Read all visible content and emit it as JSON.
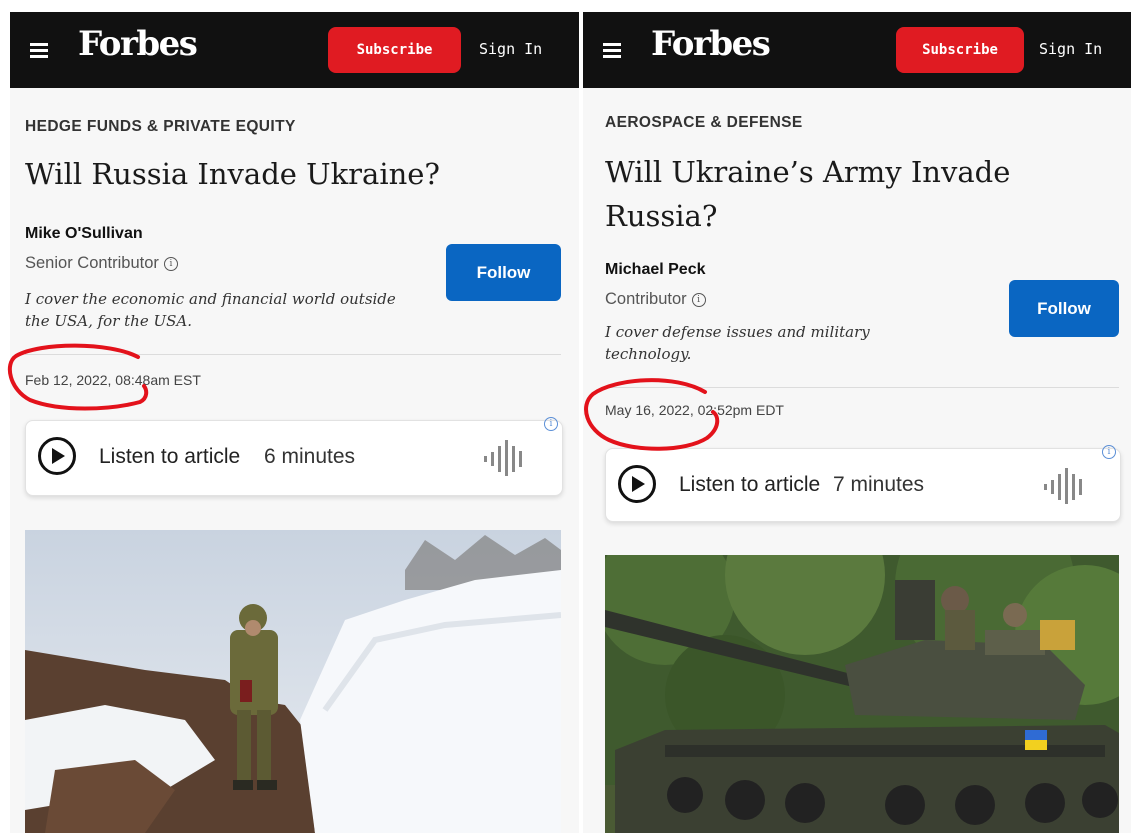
{
  "left": {
    "brand": "Forbes",
    "subscribe_label": "Subscribe",
    "signin_label": "Sign In",
    "category": "HEDGE FUNDS & PRIVATE EQUITY",
    "headline": "Will Russia Invade Ukraine?",
    "author": "Mike O'Sullivan",
    "role": "Senior Contributor",
    "bio": "I cover the economic and financial world outside the USA, for the USA.",
    "follow_label": "Follow",
    "date": "Feb 12, 2022, 08:48am EST",
    "audio": {
      "label": "Listen to article",
      "duration": "6 minutes"
    }
  },
  "right": {
    "brand": "Forbes",
    "subscribe_label": "Subscribe",
    "signin_label": "Sign In",
    "category": "AEROSPACE & DEFENSE",
    "headline": "Will Ukraine’s Army Invade Russia?",
    "author": "Michael Peck",
    "role": "Contributor",
    "bio": "I cover defense issues and military technology.",
    "follow_label": "Follow",
    "date": "May 16, 2022, 02:52pm EDT",
    "audio": {
      "label": "Listen to article",
      "duration": "7 minutes"
    }
  },
  "colors": {
    "topbar": "#111111",
    "subscribe": "#e01b22",
    "follow": "#0a66c2",
    "annotation": "#e3121b"
  },
  "icons": {
    "menu": "hamburger-icon",
    "info": "info-icon",
    "play": "play-icon",
    "waveform": "waveform-icon"
  }
}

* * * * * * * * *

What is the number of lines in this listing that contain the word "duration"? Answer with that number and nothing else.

2